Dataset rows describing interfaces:
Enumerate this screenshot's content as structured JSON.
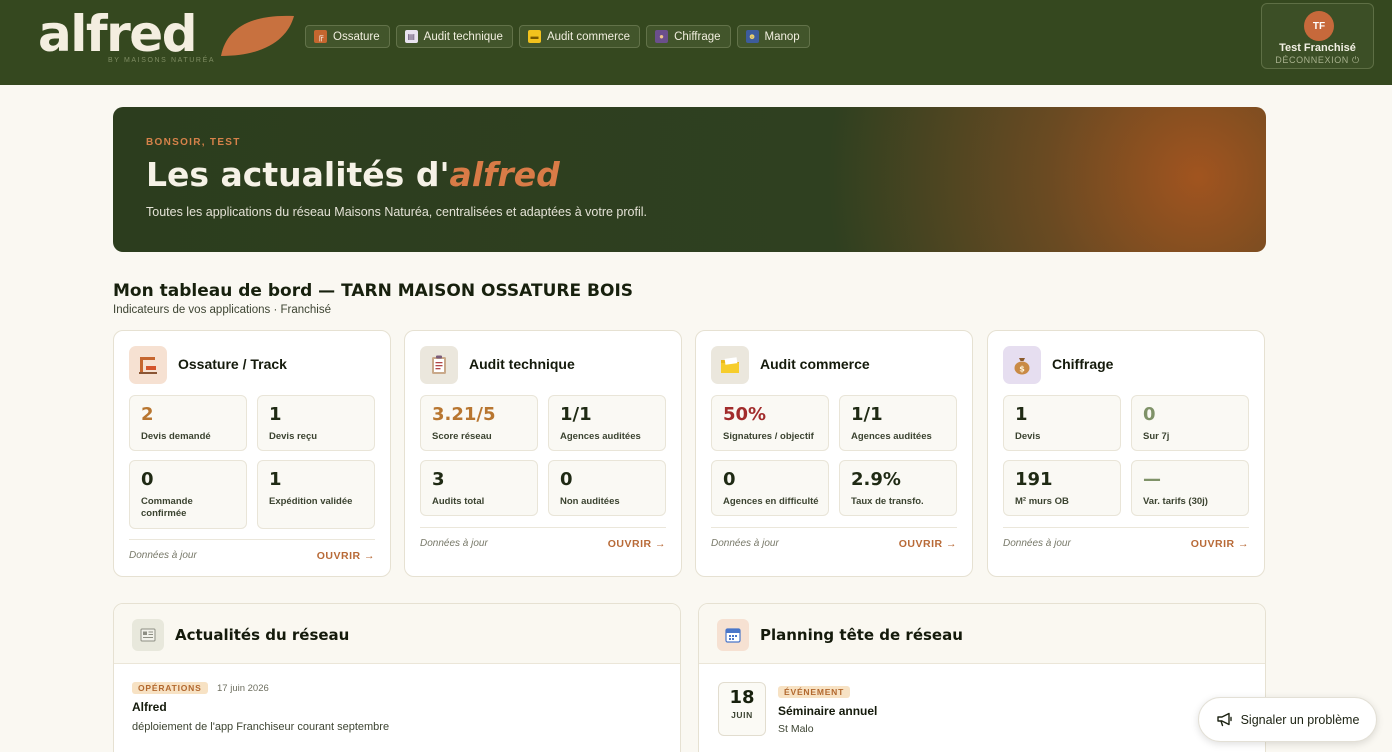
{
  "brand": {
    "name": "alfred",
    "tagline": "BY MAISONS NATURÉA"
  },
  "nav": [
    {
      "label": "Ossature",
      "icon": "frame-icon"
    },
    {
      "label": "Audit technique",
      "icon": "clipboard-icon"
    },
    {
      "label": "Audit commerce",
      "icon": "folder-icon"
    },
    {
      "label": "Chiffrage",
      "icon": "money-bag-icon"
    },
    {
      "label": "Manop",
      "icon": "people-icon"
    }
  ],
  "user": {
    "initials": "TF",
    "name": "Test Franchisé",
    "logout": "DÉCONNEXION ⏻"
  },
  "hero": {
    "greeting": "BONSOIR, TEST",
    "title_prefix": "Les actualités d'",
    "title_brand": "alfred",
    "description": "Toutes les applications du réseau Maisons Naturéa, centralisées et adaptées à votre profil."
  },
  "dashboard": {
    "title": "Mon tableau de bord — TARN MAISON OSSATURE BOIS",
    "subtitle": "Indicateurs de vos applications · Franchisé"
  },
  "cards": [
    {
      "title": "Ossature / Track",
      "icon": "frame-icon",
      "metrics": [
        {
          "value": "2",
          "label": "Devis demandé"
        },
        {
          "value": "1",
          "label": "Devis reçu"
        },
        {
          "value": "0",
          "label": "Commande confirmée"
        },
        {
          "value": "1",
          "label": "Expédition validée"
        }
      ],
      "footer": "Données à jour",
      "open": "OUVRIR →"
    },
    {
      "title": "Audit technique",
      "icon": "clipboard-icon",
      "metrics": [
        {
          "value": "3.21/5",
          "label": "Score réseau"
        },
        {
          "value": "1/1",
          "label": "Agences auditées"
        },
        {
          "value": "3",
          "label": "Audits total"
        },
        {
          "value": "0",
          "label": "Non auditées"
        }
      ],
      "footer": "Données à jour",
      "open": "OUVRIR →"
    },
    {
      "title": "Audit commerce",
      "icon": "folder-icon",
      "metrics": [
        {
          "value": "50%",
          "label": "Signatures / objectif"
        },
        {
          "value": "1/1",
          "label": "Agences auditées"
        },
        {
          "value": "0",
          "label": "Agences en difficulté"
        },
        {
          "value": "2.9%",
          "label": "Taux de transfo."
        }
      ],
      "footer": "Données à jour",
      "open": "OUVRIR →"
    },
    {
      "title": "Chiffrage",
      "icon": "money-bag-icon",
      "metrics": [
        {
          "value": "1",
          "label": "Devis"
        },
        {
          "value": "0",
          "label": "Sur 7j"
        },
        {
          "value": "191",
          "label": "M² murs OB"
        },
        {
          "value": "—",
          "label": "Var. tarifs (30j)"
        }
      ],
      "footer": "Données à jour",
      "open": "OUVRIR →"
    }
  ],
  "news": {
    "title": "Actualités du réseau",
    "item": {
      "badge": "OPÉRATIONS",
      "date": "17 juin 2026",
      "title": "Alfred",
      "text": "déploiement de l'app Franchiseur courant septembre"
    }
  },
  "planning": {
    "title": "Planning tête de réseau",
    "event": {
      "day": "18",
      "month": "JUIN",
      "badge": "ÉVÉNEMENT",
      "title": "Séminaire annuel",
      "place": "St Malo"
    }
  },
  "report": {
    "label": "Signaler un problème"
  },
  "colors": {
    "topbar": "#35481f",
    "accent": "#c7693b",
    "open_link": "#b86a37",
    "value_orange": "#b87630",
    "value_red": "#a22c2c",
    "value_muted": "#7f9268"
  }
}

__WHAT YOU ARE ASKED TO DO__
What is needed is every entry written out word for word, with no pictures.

__EXERCISE RESPONSE__
Enumerate this screenshot's content as structured JSON.
{
  "brand": {
    "name": "alfred",
    "tagline": "BY MAISONS NATURÉA"
  },
  "nav": [
    {
      "label": "Ossature",
      "icon": "frame-icon"
    },
    {
      "label": "Audit technique",
      "icon": "clipboard-icon"
    },
    {
      "label": "Audit commerce",
      "icon": "folder-icon"
    },
    {
      "label": "Chiffrage",
      "icon": "money-bag-icon"
    },
    {
      "label": "Manop",
      "icon": "people-icon"
    }
  ],
  "user": {
    "initials": "TF",
    "name": "Test Franchisé",
    "logout": "DÉCONNEXION ⏻"
  },
  "hero": {
    "greeting": "BONSOIR, TEST",
    "title_prefix": "Les actualités d'",
    "title_brand": "alfred",
    "description": "Toutes les applications du réseau Maisons Naturéa, centralisées et adaptées à votre profil."
  },
  "dashboard": {
    "title": "Mon tableau de bord — TARN MAISON OSSATURE BOIS",
    "subtitle": "Indicateurs de vos applications · Franchisé"
  },
  "cards": [
    {
      "title": "Ossature / Track",
      "icon": "frame-icon",
      "metrics": [
        {
          "value": "2",
          "label": "Devis demandé"
        },
        {
          "value": "1",
          "label": "Devis reçu"
        },
        {
          "value": "0",
          "label": "Commande confirmée"
        },
        {
          "value": "1",
          "label": "Expédition validée"
        }
      ],
      "footer": "Données à jour",
      "open": "OUVRIR →"
    },
    {
      "title": "Audit technique",
      "icon": "clipboard-icon",
      "metrics": [
        {
          "value": "3.21/5",
          "label": "Score réseau"
        },
        {
          "value": "1/1",
          "label": "Agences auditées"
        },
        {
          "value": "3",
          "label": "Audits total"
        },
        {
          "value": "0",
          "label": "Non auditées"
        }
      ],
      "footer": "Données à jour",
      "open": "OUVRIR →"
    },
    {
      "title": "Audit commerce",
      "icon": "folder-icon",
      "metrics": [
        {
          "value": "50%",
          "label": "Signatures / objectif"
        },
        {
          "value": "1/1",
          "label": "Agences auditées"
        },
        {
          "value": "0",
          "label": "Agences en difficulté"
        },
        {
          "value": "2.9%",
          "label": "Taux de transfo."
        }
      ],
      "footer": "Données à jour",
      "open": "OUVRIR →"
    },
    {
      "title": "Chiffrage",
      "icon": "money-bag-icon",
      "metrics": [
        {
          "value": "1",
          "label": "Devis"
        },
        {
          "value": "0",
          "label": "Sur 7j"
        },
        {
          "value": "191",
          "label": "M² murs OB"
        },
        {
          "value": "—",
          "label": "Var. tarifs (30j)"
        }
      ],
      "footer": "Données à jour",
      "open": "OUVRIR →"
    }
  ],
  "news": {
    "title": "Actualités du réseau",
    "item": {
      "badge": "OPÉRATIONS",
      "date": "17 juin 2026",
      "title": "Alfred",
      "text": "déploiement de l'app Franchiseur courant septembre"
    }
  },
  "planning": {
    "title": "Planning tête de réseau",
    "event": {
      "day": "18",
      "month": "JUIN",
      "badge": "ÉVÉNEMENT",
      "title": "Séminaire annuel",
      "place": "St Malo"
    }
  },
  "report": {
    "label": "Signaler un problème"
  },
  "colors": {
    "topbar": "#35481f",
    "accent": "#c7693b",
    "open_link": "#b86a37",
    "value_orange": "#b87630",
    "value_red": "#a22c2c",
    "value_muted": "#7f9268"
  }
}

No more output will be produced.